··· Record excerpts
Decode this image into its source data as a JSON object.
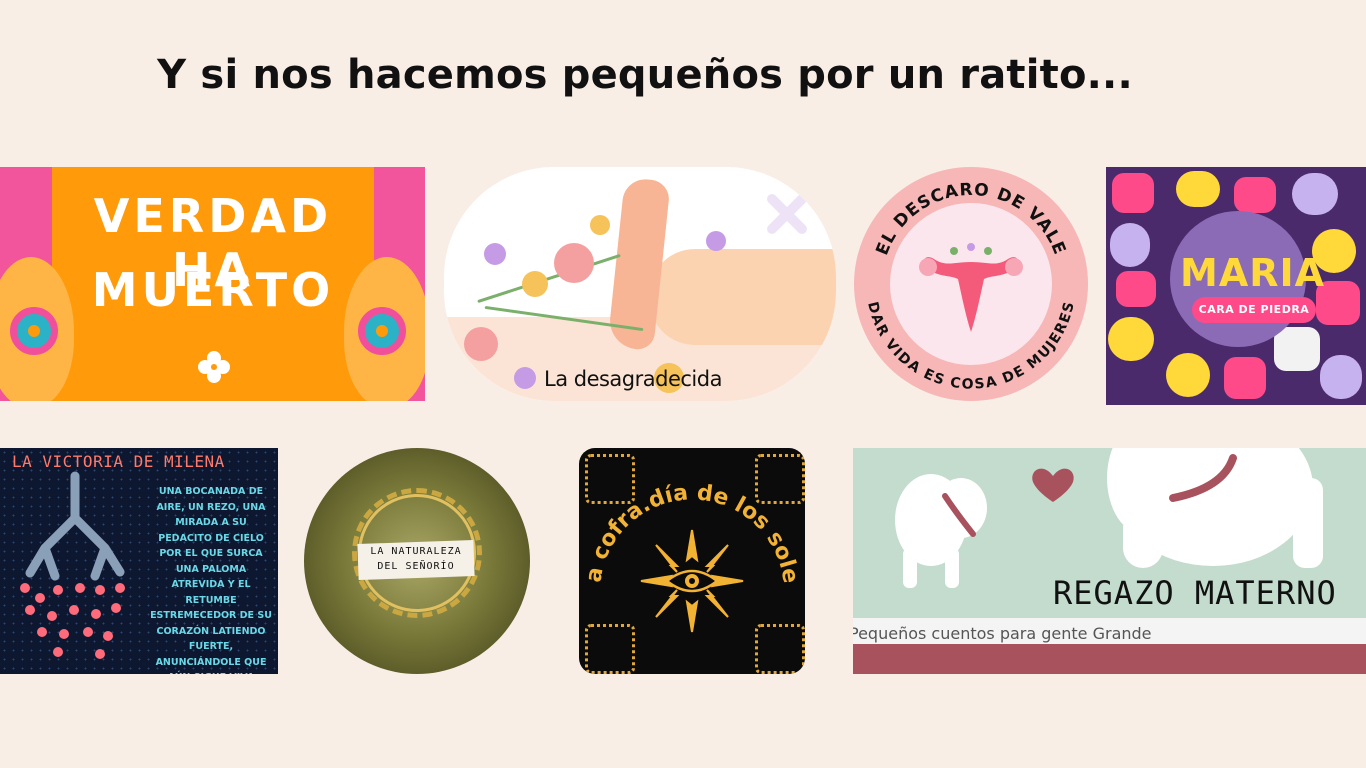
{
  "page": {
    "title": "Y si nos hacemos pequeños por un ratito..."
  },
  "cards": [
    {
      "id": "verdad",
      "line1": "VERDAD HA",
      "line2": "MUERTO"
    },
    {
      "id": "desagradecida",
      "label": "La desagradecida"
    },
    {
      "id": "descaro",
      "top_text": "EL DESCARO DE VALE",
      "bottom_text": "DAR VIDA ES COSA DE MUJERES"
    },
    {
      "id": "maria",
      "title": "MARIA",
      "subtitle": "CARA DE PIEDRA"
    },
    {
      "id": "victoria",
      "title": "LA VICTORIA DE MILENA",
      "body": "UNA BOCANADA DE AIRE, UN REZO, UNA MIRADA A SU PEDACITO DE CIELO POR EL QUE SURCA UNA PALOMA ATREVIDA Y EL RETUMBE ESTREMECEDOR DE SU CORAZÓN LATIENDO FUERTE, ANUNCIÁNDOLE QUE AÚN SIGUE VIVA"
    },
    {
      "id": "naturaleza",
      "line1": "LA NATURALEZA",
      "line2": "DEL SEÑORÍO"
    },
    {
      "id": "cofradia",
      "title": "La cofra.día de los soles"
    },
    {
      "id": "regazo",
      "title": "REGAZO MATERNO",
      "subtitle": "Pequeños cuentos para gente Grande"
    }
  ],
  "colors": {
    "background": "#f9eee6",
    "accent_pink": "#f2559b",
    "accent_orange": "#ff9a0b",
    "purple": "#4a2a6a",
    "gold": "#e0a83a",
    "sage": "#c3dccd",
    "rose": "#a8525e"
  }
}
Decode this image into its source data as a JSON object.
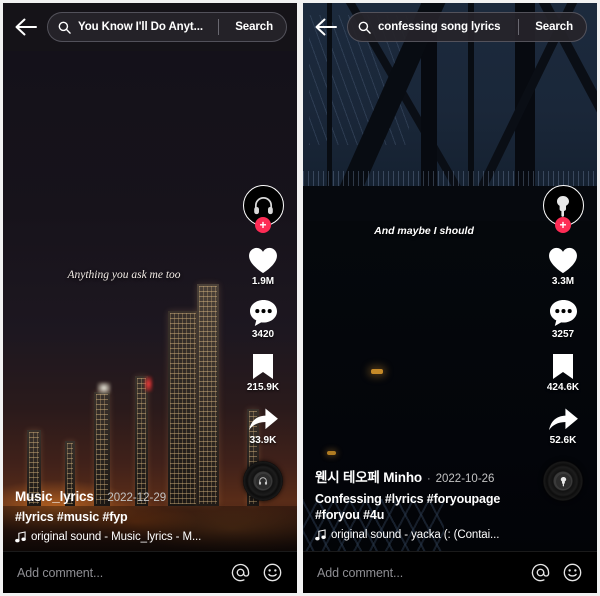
{
  "panels": [
    {
      "id": "left",
      "search": {
        "query": "You Know I'll Do Anyt...",
        "button_label": "Search",
        "icon": "search-icon",
        "back_icon": "back-arrow-icon"
      },
      "video": {
        "caption": "Anything you ask me too",
        "scene": "night-cityscape"
      },
      "rail": {
        "avatar_icon": "headphones-avatar-icon",
        "follow_label": "+",
        "like_count": "1.9M",
        "comment_count": "3420",
        "bookmark_count": "215.9K",
        "share_count": "33.9K",
        "disc_icon": "headphones-disc-icon"
      },
      "info": {
        "username": "Music_lyrics",
        "separator": "·",
        "date": "2022-12-29",
        "description": "#lyrics #music #fyp",
        "music": "original sound - Music_lyrics - M..."
      },
      "comment": {
        "placeholder": "Add comment...",
        "mention_icon": "at-mention-icon",
        "emoji_icon": "smiley-emoji-icon"
      }
    },
    {
      "id": "right",
      "search": {
        "query": "confessing song lyrics",
        "button_label": "Search",
        "icon": "search-icon",
        "back_icon": "back-arrow-icon"
      },
      "video": {
        "caption": "And maybe I should",
        "scene": "steel-bridge-truss"
      },
      "rail": {
        "avatar_icon": "earbuds-avatar-icon",
        "follow_label": "+",
        "like_count": "3.3M",
        "comment_count": "3257",
        "bookmark_count": "424.6K",
        "share_count": "52.6K",
        "disc_icon": "earbuds-disc-icon"
      },
      "info": {
        "username": "웬시 테오페 Minho",
        "separator": "·",
        "date": "2022-10-26",
        "description": "Confessing #lyrics #foryoupage #foryou #4u",
        "music": "original sound - yacka (: (Contai..."
      },
      "comment": {
        "placeholder": "Add comment...",
        "mention_icon": "at-mention-icon",
        "emoji_icon": "smiley-emoji-icon"
      }
    }
  ],
  "colors": {
    "accent": "#fe2c55",
    "background": "#000000",
    "text": "#ffffff",
    "muted": "#8e8e93"
  }
}
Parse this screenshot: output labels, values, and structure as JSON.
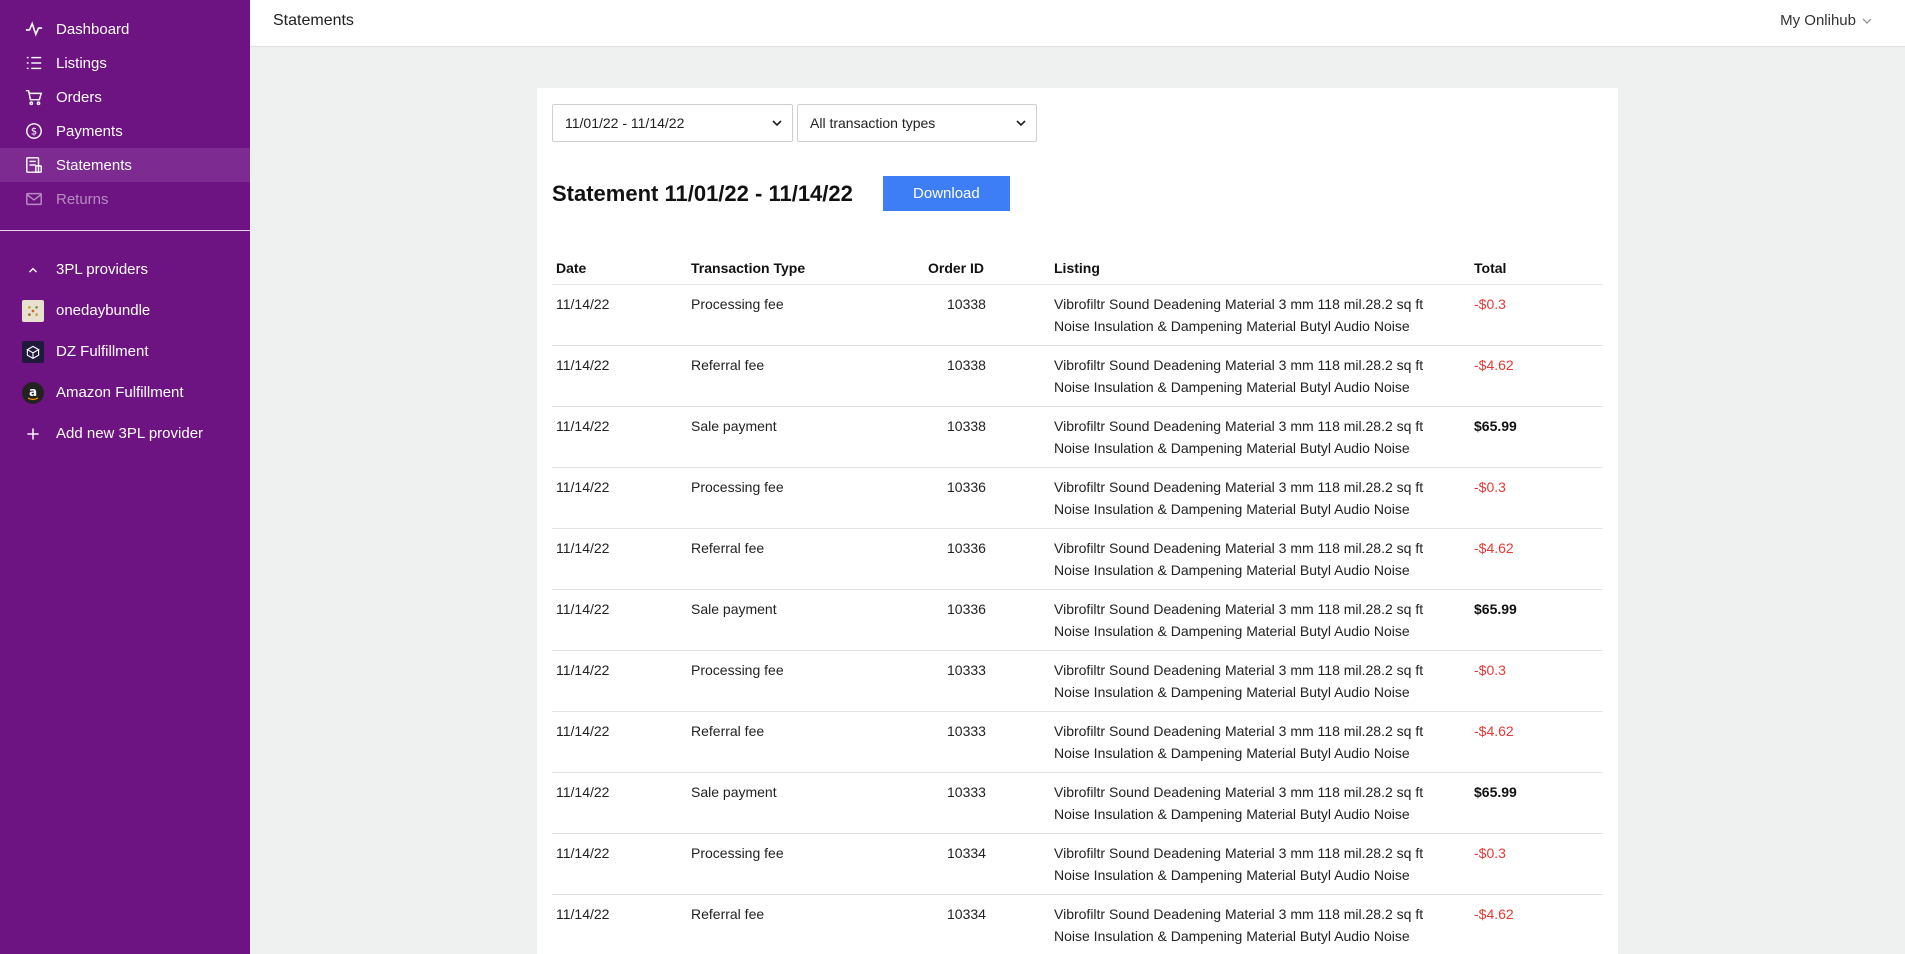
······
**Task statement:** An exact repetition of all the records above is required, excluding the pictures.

**Problem solution:**
Decode this image into its source data as a JSON object.
{
  "page": {
    "title": "Y si nos hacemos pequeños por un ratito..."
  },
  "cards": [
    {
      "id": "verdad",
      "line1": "VERDAD HA",
      "line2": "MUERTO"
    },
    {
      "id": "desagradecida",
      "label": "La desagradecida"
    },
    {
      "id": "descaro",
      "top_text": "EL DESCARO DE VALE",
      "bottom_text": "DAR VIDA ES COSA DE MUJERES"
    },
    {
      "id": "maria",
      "title": "MARIA",
      "subtitle": "CARA DE PIEDRA"
    },
    {
      "id": "victoria",
      "title": "LA VICTORIA DE MILENA",
      "body": "UNA BOCANADA DE AIRE, UN REZO, UNA MIRADA A SU PEDACITO DE CIELO POR EL QUE SURCA UNA PALOMA ATREVIDA Y EL RETUMBE ESTREMECEDOR DE SU CORAZÓN LATIENDO FUERTE, ANUNCIÁNDOLE QUE AÚN SIGUE VIVA"
    },
    {
      "id": "naturaleza",
      "line1": "LA NATURALEZA",
      "line2": "DEL SEÑORÍO"
    },
    {
      "id": "cofradia",
      "title": "La cofra.día de los soles"
    },
    {
      "id": "regazo",
      "title": "REGAZO MATERNO",
      "subtitle": "Pequeños cuentos para gente Grande"
    }
  ],
  "colors": {
    "background": "#f9eee6",
    "accent_pink": "#f2559b",
    "accent_orange": "#ff9a0b",
    "purple": "#4a2a6a",
    "gold": "#e0a83a",
    "sage": "#c3dccd",
    "rose": "#a8525e"
  }
}
Decode this image into its source data as a JSON object.
{
  "panels": [
    {
      "id": "left",
      "search": {
        "query": "You Know I'll Do Anyt...",
        "button_label": "Search",
        "icon": "search-icon",
        "back_icon": "back-arrow-icon"
      },
      "video": {
        "caption": "Anything you ask me too",
        "scene": "night-cityscape"
      },
      "rail": {
        "avatar_icon": "headphones-avatar-icon",
        "follow_label": "+",
        "like_count": "1.9M",
        "comment_count": "3420",
        "bookmark_count": "215.9K",
        "share_count": "33.9K",
        "disc_icon": "headphones-disc-icon"
      },
      "info": {
        "username": "Music_lyrics",
        "separator": "·",
        "date": "2022-12-29",
        "description": "#lyrics #music #fyp",
        "music": "original sound - Music_lyrics - M..."
      },
      "comment": {
        "placeholder": "Add comment...",
        "mention_icon": "at-mention-icon",
        "emoji_icon": "smiley-emoji-icon"
      }
    },
    {
      "id": "right",
      "search": {
        "query": "confessing song lyrics",
        "button_label": "Search",
        "icon": "search-icon",
        "back_icon": "back-arrow-icon"
      },
      "video": {
        "caption": "And maybe I should",
        "scene": "steel-bridge-truss"
      },
      "rail": {
        "avatar_icon": "earbuds-avatar-icon",
        "follow_label": "+",
        "like_count": "3.3M",
        "comment_count": "3257",
        "bookmark_count": "424.6K",
        "share_count": "52.6K",
        "disc_icon": "earbuds-disc-icon"
      },
      "info": {
        "username": "웬시 테오페 Minho",
        "separator": "·",
        "date": "2022-10-26",
        "description": "Confessing #lyrics #foryoupage #foryou #4u",
        "music": "original sound - yacka (: (Contai..."
      },
      "comment": {
        "placeholder": "Add comment...",
        "mention_icon": "at-mention-icon",
        "emoji_icon": "smiley-emoji-icon"
      }
    }
  ],
  "colors": {
    "accent": "#fe2c55",
    "background": "#000000",
    "text": "#ffffff",
    "muted": "#8e8e93"
  }
}
Parse this screenshot: output labels, values, and structure as JSON.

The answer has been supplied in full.